> Assignment
Set down each entry exactly as given; pictures should not appear in the copy.
•••••
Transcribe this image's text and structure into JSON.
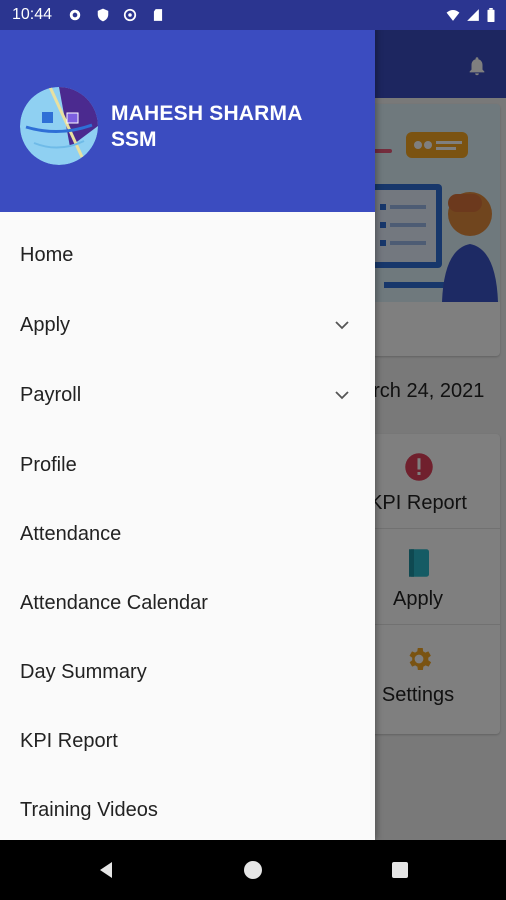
{
  "status_bar": {
    "time": "10:44",
    "icons": [
      "gear-icon",
      "shield-icon",
      "at-sign-icon",
      "sd-card-icon",
      "wifi-icon",
      "signal-icon",
      "battery-icon"
    ]
  },
  "background": {
    "date": "arch 24, 2021",
    "tiles": [
      {
        "label": "KPI Report",
        "icon": "alert-icon"
      },
      {
        "label": "Apply",
        "icon": "book-icon"
      },
      {
        "label": "Settings",
        "icon": "gear-icon"
      }
    ]
  },
  "drawer": {
    "user": {
      "name": "MAHESH SHARMA",
      "role": "SSM"
    },
    "items": [
      {
        "label": "Home",
        "expandable": false
      },
      {
        "label": "Apply",
        "expandable": true
      },
      {
        "label": "Payroll",
        "expandable": true
      },
      {
        "label": "Profile",
        "expandable": false
      },
      {
        "label": "Attendance",
        "expandable": false
      },
      {
        "label": "Attendance Calendar",
        "expandable": false
      },
      {
        "label": "Day Summary",
        "expandable": false
      },
      {
        "label": "KPI Report",
        "expandable": false
      },
      {
        "label": "Training Videos",
        "expandable": false
      }
    ]
  },
  "colors": {
    "primary": "#3b4cc0",
    "status_bar": "#2b3590",
    "drawer_bg": "#fafafa"
  }
}
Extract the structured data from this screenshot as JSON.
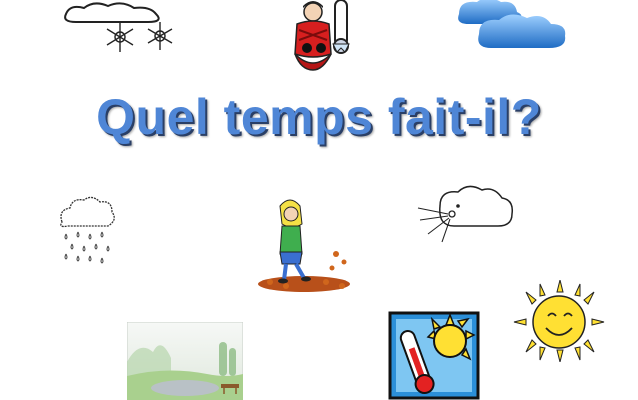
{
  "slide": {
    "title": "Quel temps fait-il?"
  },
  "illustrations": [
    {
      "name": "snow-cloud-icon"
    },
    {
      "name": "cold-person-thermometer-icon"
    },
    {
      "name": "blue-clouds-icon"
    },
    {
      "name": "rain-cloud-icon"
    },
    {
      "name": "autumn-wind-girl-icon"
    },
    {
      "name": "windy-cloud-face-icon"
    },
    {
      "name": "foggy-landscape-image"
    },
    {
      "name": "hot-thermometer-sun-icon"
    },
    {
      "name": "smiling-sun-icon"
    }
  ],
  "colors": {
    "title": "#4f86d6",
    "title_shadow": "#2a3f66",
    "cloud_blue": "#3a87d8",
    "sun_yellow": "#ffe033",
    "thermo_red": "#e32222"
  }
}
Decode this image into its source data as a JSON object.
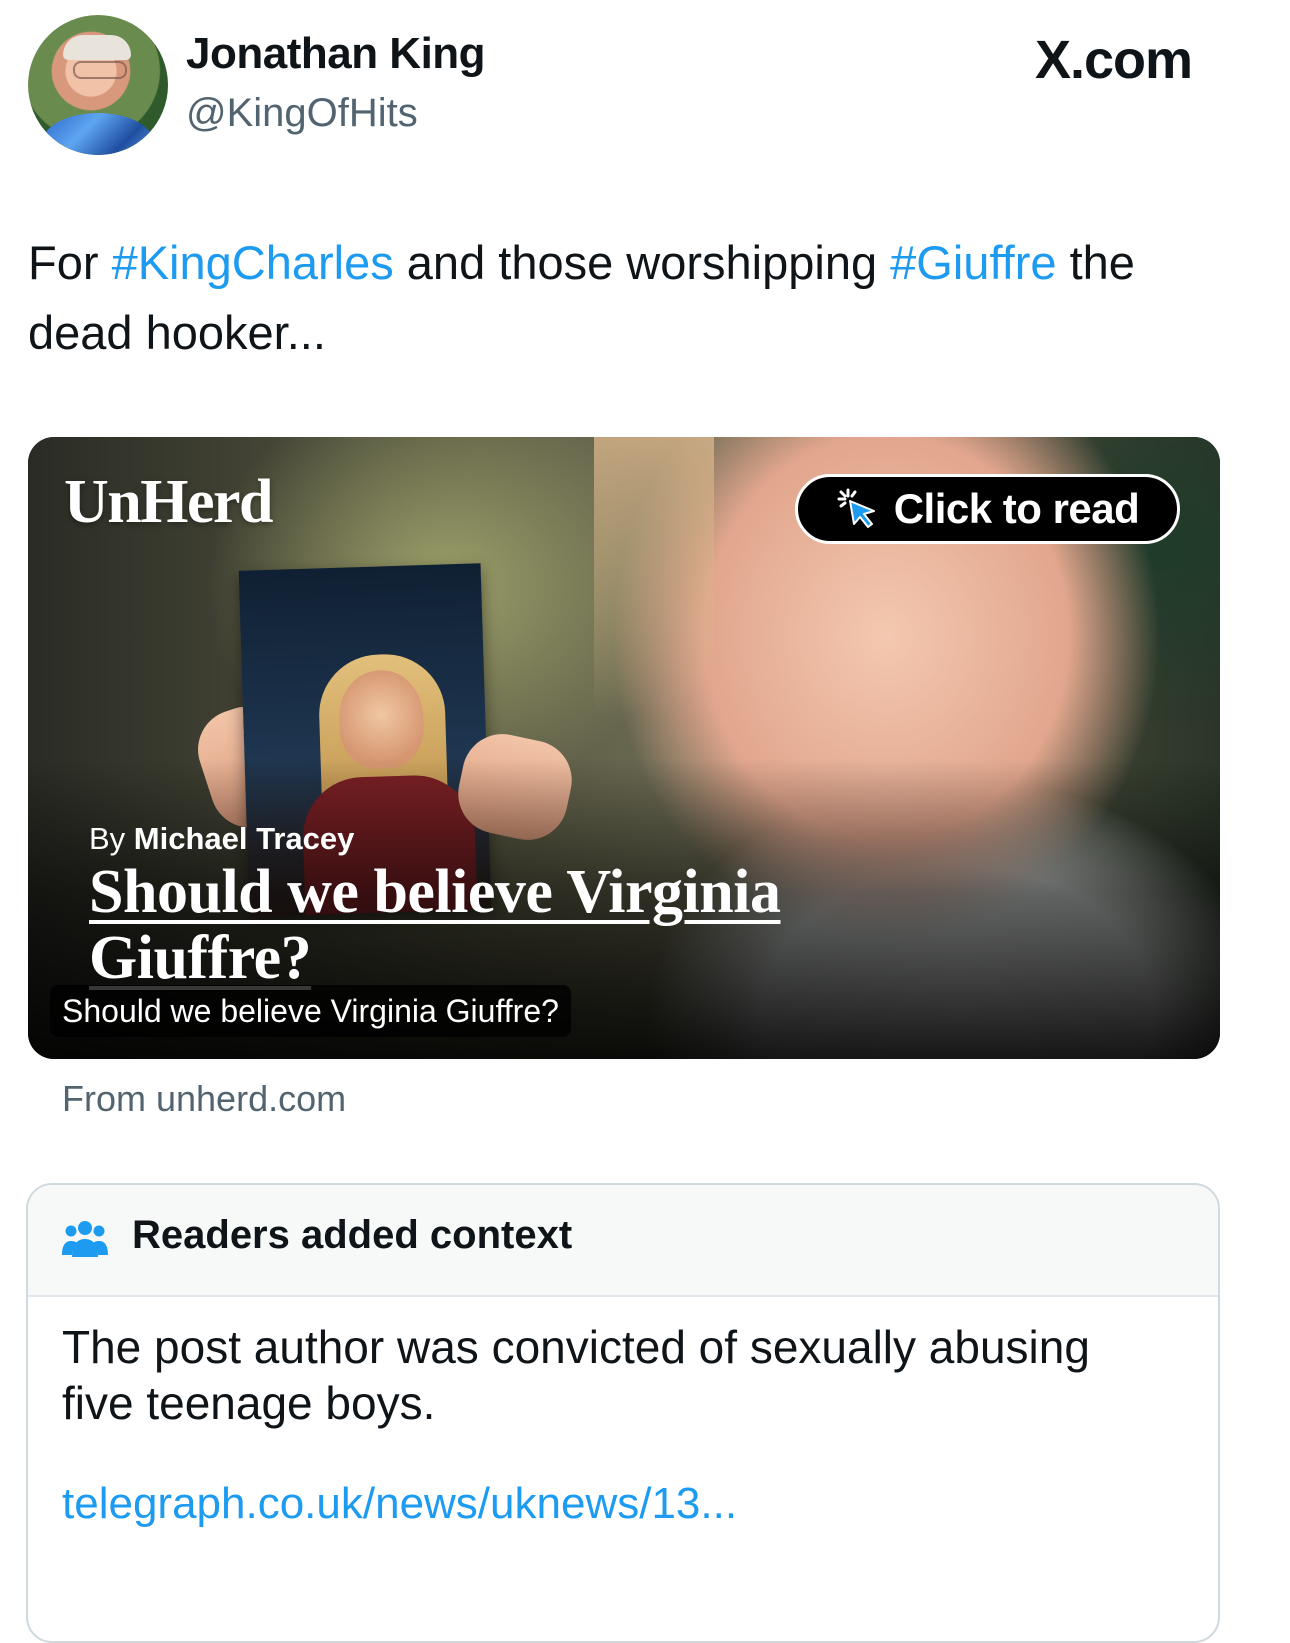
{
  "tweet": {
    "author_name": "Jonathan King",
    "author_handle": "@KingOfHits",
    "site_label": "X.com",
    "text": {
      "prefix": "For ",
      "hashtag1": "#KingCharles",
      "middle": " and those worshipping ",
      "hashtag2": "#Giuffre",
      "suffix": " the dead hooker..."
    }
  },
  "card": {
    "brand": "UnHerd",
    "cta_label": "Click to read",
    "byline_prefix": "By ",
    "byline_author": "Michael Tracey",
    "headline": "Should we believe Virginia Giuffre?",
    "caption": "Should we believe Virginia Giuffre?",
    "source": "From unherd.com"
  },
  "community_note": {
    "title": "Readers added context",
    "body": "The post author was convicted of sexually abusing five teenage boys.",
    "link": "telegraph.co.uk/news/uknews/13..."
  },
  "icons": {
    "avatar": "profile-photo",
    "cta": "cursor-pointer-icon",
    "note": "people-icon"
  },
  "colors": {
    "link_blue": "#1d9bf0",
    "secondary_text": "#536471",
    "text": "#0f1419"
  }
}
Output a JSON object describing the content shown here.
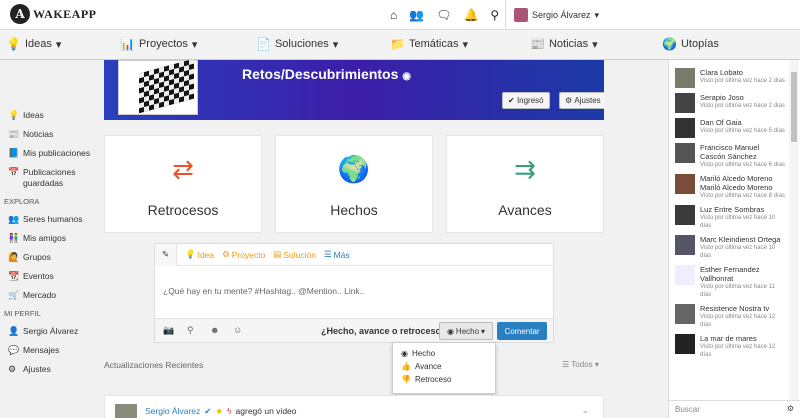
{
  "app": {
    "logo_letter": "A",
    "logo_text": "WAKEAPP"
  },
  "topbar": {
    "icons": [
      "home-icon",
      "users-icon",
      "chat-icon",
      "bell-icon",
      "search-icon"
    ],
    "user_name": "Sergio Álvarez"
  },
  "nav": [
    {
      "label": "Ideas",
      "icon": "lightbulb-icon"
    },
    {
      "label": "Proyectos",
      "icon": "chart-icon"
    },
    {
      "label": "Soluciones",
      "icon": "document-icon"
    },
    {
      "label": "Temáticas",
      "icon": "folder-icon"
    },
    {
      "label": "Noticias",
      "icon": "newspaper-icon"
    },
    {
      "label": "Utopías",
      "icon": "globe-icon"
    }
  ],
  "sidebar": {
    "items": [
      {
        "label": "Ideas",
        "icon": "💡"
      },
      {
        "label": "Noticias",
        "icon": "📰"
      },
      {
        "label": "Mis publicaciones",
        "icon": "📘"
      },
      {
        "label": "Publicaciones guardadas",
        "icon": "📅"
      }
    ],
    "explora_title": "EXPLORA",
    "explora": [
      {
        "label": "Seres humanos",
        "icon": "👥"
      },
      {
        "label": "Mis amigos",
        "icon": "👫"
      },
      {
        "label": "Grupos",
        "icon": "🙋"
      },
      {
        "label": "Eventos",
        "icon": "📆"
      },
      {
        "label": "Mercado",
        "icon": "🛒"
      }
    ],
    "perfil_title": "MI PERFIL",
    "perfil": [
      {
        "label": "Sergio Álvarez",
        "icon": "👤"
      },
      {
        "label": "Mensajes",
        "icon": "💬"
      },
      {
        "label": "Ajustes",
        "icon": "⚙"
      }
    ]
  },
  "banner": {
    "title": "Retos/Descubrimientos",
    "btn_ingreso": "Ingresó",
    "btn_ajustes": "Ajustes"
  },
  "cards": [
    {
      "label": "Retrocesos",
      "icon": "⇄"
    },
    {
      "label": "Hechos",
      "icon": "🌍"
    },
    {
      "label": "Avances",
      "icon": "⇉"
    }
  ],
  "composer": {
    "tabs": [
      {
        "label": "Idea",
        "color": "#e69b1a"
      },
      {
        "label": "Proyecto",
        "color": "#e69b1a"
      },
      {
        "label": "Solución",
        "color": "#e69b1a"
      },
      {
        "label": "Más",
        "color": "#2a7fc2"
      }
    ],
    "placeholder": "¿Qué hay en tu mente? #Hashtag.. @Mention.. Link..",
    "question": "¿Hecho, avance o retroceso?",
    "hecho_btn": "Hecho",
    "comentar": "Comentar"
  },
  "dropdown": [
    "Hecho",
    "Avance",
    "Retroceso"
  ],
  "updates": {
    "title": "Actualizaciones Recientes",
    "filter": "Todos"
  },
  "post": {
    "author": "Sergio Álvarez",
    "action": "agregó un video"
  },
  "right": {
    "users": [
      {
        "name": "Clara Lobato",
        "last": "Visto por última vez hace 2 días"
      },
      {
        "name": "Serapio Joso",
        "last": "Visto por última vez hace 2 días"
      },
      {
        "name": "Dan Of Gaia",
        "last": "Visto por última vez hace 5 días"
      },
      {
        "name": "Francisco Manuel Cascón Sánchez",
        "last": "Visto por última vez hace 6 días"
      },
      {
        "name": "Mariló Alcedo Moreno Mariló Alcedo Moreno",
        "last": "Visto por última vez hace 8 días"
      },
      {
        "name": "Luz Entre Sombras",
        "last": "Visto por última vez hace 10 días"
      },
      {
        "name": "Marc Kleindienst Ortega",
        "last": "Visto por última vez hace 10 días"
      },
      {
        "name": "Esther Fernandez Vallhonrat",
        "last": "Visto por última vez hace 11 días"
      },
      {
        "name": "Resistence Nostra tv",
        "last": "Visto por última vez hace 12 días"
      },
      {
        "name": "La mar de mares",
        "last": "Visto por última vez hace 12 días"
      }
    ],
    "search_placeholder": "Buscar"
  }
}
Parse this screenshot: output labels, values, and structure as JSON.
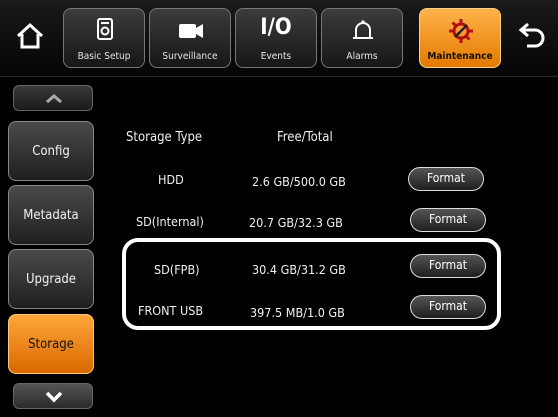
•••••
> Response to the task
Transcribe this image's text and structure into JSON.
{
  "status_bar": {
    "time": "10:44",
    "icons": [
      "gear-icon",
      "shield-icon",
      "at-sign-icon",
      "sd-card-icon",
      "wifi-icon",
      "signal-icon",
      "battery-icon"
    ]
  },
  "background": {
    "date": "arch 24, 2021",
    "tiles": [
      {
        "label": "KPI Report",
        "icon": "alert-icon"
      },
      {
        "label": "Apply",
        "icon": "book-icon"
      },
      {
        "label": "Settings",
        "icon": "gear-icon"
      }
    ]
  },
  "drawer": {
    "user": {
      "name": "MAHESH SHARMA",
      "role": "SSM"
    },
    "items": [
      {
        "label": "Home",
        "expandable": false
      },
      {
        "label": "Apply",
        "expandable": true
      },
      {
        "label": "Payroll",
        "expandable": true
      },
      {
        "label": "Profile",
        "expandable": false
      },
      {
        "label": "Attendance",
        "expandable": false
      },
      {
        "label": "Attendance Calendar",
        "expandable": false
      },
      {
        "label": "Day Summary",
        "expandable": false
      },
      {
        "label": "KPI Report",
        "expandable": false
      },
      {
        "label": "Training Videos",
        "expandable": false
      }
    ]
  },
  "colors": {
    "primary": "#3b4cc0",
    "status_bar": "#2b3590",
    "drawer_bg": "#fafafa"
  }
}
Extract the structured data from this screenshot as JSON.
{
  "slide": {
    "title": "Quel temps fait-il?"
  },
  "illustrations": [
    {
      "name": "snow-cloud-icon"
    },
    {
      "name": "cold-person-thermometer-icon"
    },
    {
      "name": "blue-clouds-icon"
    },
    {
      "name": "rain-cloud-icon"
    },
    {
      "name": "autumn-wind-girl-icon"
    },
    {
      "name": "windy-cloud-face-icon"
    },
    {
      "name": "foggy-landscape-image"
    },
    {
      "name": "hot-thermometer-sun-icon"
    },
    {
      "name": "smiling-sun-icon"
    }
  ],
  "colors": {
    "title": "#4f86d6",
    "title_shadow": "#2a3f66",
    "cloud_blue": "#3a87d8",
    "sun_yellow": "#ffe033",
    "thermo_red": "#e32222"
  }
}
Decode this image into its source data as a JSON object.
{
  "tweet": {
    "author_name": "Jonathan King",
    "author_handle": "@KingOfHits",
    "site_label": "X.com",
    "text": {
      "prefix": "For ",
      "hashtag1": "#KingCharles",
      "middle": " and those worshipping ",
      "hashtag2": "#Giuffre",
      "suffix": " the dead hooker..."
    }
  },
  "card": {
    "brand": "UnHerd",
    "cta_label": "Click to read",
    "byline_prefix": "By ",
    "byline_author": "Michael Tracey",
    "headline": "Should we believe Virginia Giuffre?",
    "caption": "Should we believe Virginia Giuffre?",
    "source": "From unherd.com"
  },
  "community_note": {
    "title": "Readers added context",
    "body": "The post author was convicted of sexually abusing five teenage boys.",
    "link": "telegraph.co.uk/news/uknews/13..."
  },
  "icons": {
    "avatar": "profile-photo",
    "cta": "cursor-pointer-icon",
    "note": "people-icon"
  },
  "colors": {
    "link_blue": "#1d9bf0",
    "secondary_text": "#536471",
    "text": "#0f1419"
  }
}
Output a JSON object describing the content shown here.
{
  "app": {
    "logo_letter": "A",
    "logo_text": "WAKEAPP"
  },
  "topbar": {
    "icons": [
      "home-icon",
      "users-icon",
      "chat-icon",
      "bell-icon",
      "search-icon"
    ],
    "user_name": "Sergio Álvarez"
  },
  "nav": [
    {
      "label": "Ideas",
      "icon": "lightbulb-icon"
    },
    {
      "label": "Proyectos",
      "icon": "chart-icon"
    },
    {
      "label": "Soluciones",
      "icon": "document-icon"
    },
    {
      "label": "Temáticas",
      "icon": "folder-icon"
    },
    {
      "label": "Noticias",
      "icon": "newspaper-icon"
    },
    {
      "label": "Utopías",
      "icon": "globe-icon"
    }
  ],
  "sidebar": {
    "items": [
      {
        "label": "Ideas",
        "icon": "💡"
      },
      {
        "label": "Noticias",
        "icon": "📰"
      },
      {
        "label": "Mis publicaciones",
        "icon": "📘"
      },
      {
        "label": "Publicaciones guardadas",
        "icon": "📅"
      }
    ],
    "explora_title": "EXPLORA",
    "explora": [
      {
        "label": "Seres humanos",
        "icon": "👥"
      },
      {
        "label": "Mis amigos",
        "icon": "👫"
      },
      {
        "label": "Grupos",
        "icon": "🙋"
      },
      {
        "label": "Eventos",
        "icon": "📆"
      },
      {
        "label": "Mercado",
        "icon": "🛒"
      }
    ],
    "perfil_title": "MI PERFIL",
    "perfil": [
      {
        "label": "Sergio Álvarez",
        "icon": "👤"
      },
      {
        "label": "Mensajes",
        "icon": "💬"
      },
      {
        "label": "Ajustes",
        "icon": "⚙"
      }
    ]
  },
  "banner": {
    "title": "Retos/Descubrimientos",
    "btn_ingreso": "Ingresó",
    "btn_ajustes": "Ajustes"
  },
  "cards": [
    {
      "label": "Retrocesos",
      "icon": "⇄"
    },
    {
      "label": "Hechos",
      "icon": "🌍"
    },
    {
      "label": "Avances",
      "icon": "⇉"
    }
  ],
  "composer": {
    "tabs": [
      {
        "label": "Idea",
        "color": "#e69b1a"
      },
      {
        "label": "Proyecto",
        "color": "#e69b1a"
      },
      {
        "label": "Solución",
        "color": "#e69b1a"
      },
      {
        "label": "Más",
        "color": "#2a7fc2"
      }
    ],
    "placeholder": "¿Qué hay en tu mente? #Hashtag.. @Mention.. Link..",
    "question": "¿Hecho, avance o retroceso?",
    "hecho_btn": "Hecho",
    "comentar": "Comentar"
  },
  "dropdown": [
    "Hecho",
    "Avance",
    "Retroceso"
  ],
  "updates": {
    "title": "Actualizaciones Recientes",
    "filter": "Todos"
  },
  "post": {
    "author": "Sergio Álvarez",
    "action": "agregó un video"
  },
  "right": {
    "users": [
      {
        "name": "Clara Lobato",
        "last": "Visto por última vez hace 2 días"
      },
      {
        "name": "Serapio Joso",
        "last": "Visto por última vez hace 2 días"
      },
      {
        "name": "Dan Of Gaia",
        "last": "Visto por última vez hace 5 días"
      },
      {
        "name": "Francisco Manuel Cascón Sánchez",
        "last": "Visto por última vez hace 6 días"
      },
      {
        "name": "Mariló Alcedo Moreno Mariló Alcedo Moreno",
        "last": "Visto por última vez hace 8 días"
      },
      {
        "name": "Luz Entre Sombras",
        "last": "Visto por última vez hace 10 días"
      },
      {
        "name": "Marc Kleindienst Ortega",
        "last": "Visto por última vez hace 10 días"
      },
      {
        "name": "Esther Fernandez Vallhonrat",
        "last": "Visto por última vez hace 11 días"
      },
      {
        "name": "Resistence Nostra tv",
        "last": "Visto por última vez hace 12 días"
      },
      {
        "name": "La mar de mares",
        "last": "Visto por última vez hace 12 días"
      }
    ],
    "search_placeholder": "Buscar"
  }
}
Parse this screenshot: output labels, values, and structure as JSON.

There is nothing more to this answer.